Information about the device, including CPU, RAM, etc., is currently retrieved via a few different modules. To support a different board you may need to update the agent code for the following items, if applicable:

General System Info
General system info, including CPU, RAM, memory, etc. is retrieved via myDevices.system.systeminfo.py and myDevices.system.cpu.py. These are mostly implemented using cross platform libraries so they may already provide support for your board. If not, they should be modified or overridden to provide the appropriate system info. If your board does not support all the data values currently implemented you can just provide default values where necessary, though this may affect the data display in the Cayenne dashboard.
Hardware Info
Hardware info, including make, model, etc. is retrieved via myDevices.system.hardware.py. This should be modified or overridden to provide the appropriate hardware info for your board.
Pin Mapping
The mapping of the on-board pins is provided in myDevices.devices.digital.gpio.py with the MAPPING list. This list provides the available GPIO pin numbers as well as the voltage ("V33", "V50"), ground ("GND") and do-not-connect ("DNC") pins. This should be updated with the mapping for your board. However, the Cayenne dashboard is currently built to display the Raspberry Pi GPIO layout so if your board's pin layout is significantly different it may not display correctly in the GPIO tab.
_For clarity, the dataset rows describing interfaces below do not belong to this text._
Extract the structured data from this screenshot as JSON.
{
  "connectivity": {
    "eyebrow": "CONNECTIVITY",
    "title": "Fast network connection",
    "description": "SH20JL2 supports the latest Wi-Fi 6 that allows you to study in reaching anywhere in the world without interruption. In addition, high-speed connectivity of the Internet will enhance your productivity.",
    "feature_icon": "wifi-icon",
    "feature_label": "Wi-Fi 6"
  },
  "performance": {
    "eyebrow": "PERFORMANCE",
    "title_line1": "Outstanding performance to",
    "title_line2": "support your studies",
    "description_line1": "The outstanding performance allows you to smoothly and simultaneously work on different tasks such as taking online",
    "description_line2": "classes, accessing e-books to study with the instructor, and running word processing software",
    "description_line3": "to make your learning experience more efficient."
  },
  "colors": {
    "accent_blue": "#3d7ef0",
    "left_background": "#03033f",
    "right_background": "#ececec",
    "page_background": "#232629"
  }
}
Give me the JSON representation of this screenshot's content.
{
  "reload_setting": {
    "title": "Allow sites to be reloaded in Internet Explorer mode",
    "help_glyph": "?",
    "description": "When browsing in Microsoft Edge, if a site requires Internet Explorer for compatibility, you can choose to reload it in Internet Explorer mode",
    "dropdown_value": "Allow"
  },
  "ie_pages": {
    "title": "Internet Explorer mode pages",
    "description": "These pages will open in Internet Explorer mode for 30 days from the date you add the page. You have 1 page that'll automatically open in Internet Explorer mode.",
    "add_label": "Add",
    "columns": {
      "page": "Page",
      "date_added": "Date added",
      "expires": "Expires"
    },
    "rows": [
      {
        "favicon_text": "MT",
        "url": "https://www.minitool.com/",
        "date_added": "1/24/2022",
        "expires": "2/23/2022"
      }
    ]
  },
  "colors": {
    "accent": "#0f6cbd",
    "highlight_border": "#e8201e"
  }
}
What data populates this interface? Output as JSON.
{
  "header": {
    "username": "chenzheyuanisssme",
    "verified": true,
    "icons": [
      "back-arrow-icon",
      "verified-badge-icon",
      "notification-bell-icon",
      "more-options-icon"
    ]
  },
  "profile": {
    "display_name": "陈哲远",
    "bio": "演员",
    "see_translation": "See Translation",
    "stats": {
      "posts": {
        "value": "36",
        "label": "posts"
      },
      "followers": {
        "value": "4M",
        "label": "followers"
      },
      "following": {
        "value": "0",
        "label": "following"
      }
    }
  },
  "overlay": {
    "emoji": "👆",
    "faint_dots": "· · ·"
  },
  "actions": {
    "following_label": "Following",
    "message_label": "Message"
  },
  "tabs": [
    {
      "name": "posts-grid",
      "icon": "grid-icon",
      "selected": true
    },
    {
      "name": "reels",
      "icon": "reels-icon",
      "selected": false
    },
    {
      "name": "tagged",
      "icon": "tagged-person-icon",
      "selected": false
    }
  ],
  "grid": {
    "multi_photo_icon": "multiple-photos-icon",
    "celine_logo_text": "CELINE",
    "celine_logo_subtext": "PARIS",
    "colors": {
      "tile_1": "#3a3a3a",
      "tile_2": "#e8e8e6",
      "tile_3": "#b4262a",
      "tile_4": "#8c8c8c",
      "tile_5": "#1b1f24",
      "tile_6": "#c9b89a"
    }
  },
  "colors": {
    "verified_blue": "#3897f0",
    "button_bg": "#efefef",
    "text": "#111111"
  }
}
Settings

Currently the Raspberry Pi agent has settings for enabling/disabling the device tree, SPI, I²C, serial and camera. These are set via the myDevices.system.raspiconfig module which runs a separate Bash script at /etc/myDevices/scripts/config.sh. If any of these settings are available on your board and you would like to support them you can override or replace myDevices.system.raspiconfig.py. Otherwise the settings functionality can be ignored.

Note: For security reasons the Cayenne agent is designed to be able to run from an account without root privileges. If any of your I/O, system info or settings code requires root access consider running it via a separate process that can be launched using sudo. For example, the myDevices.system.raspiconfig module uses this method to update config settings.

Contributing

The Cayenne agent is an open source project and welcomes your contributions, including:

  • Bug reports and fixes
  • Documentation improvements
  • Additional sensor/actuator support
  • Additional board support
  • Other code enhancements

Cayenne Community

Join us on Slack at slack.mydevices.com or in the Cayenne Community.

License

MIT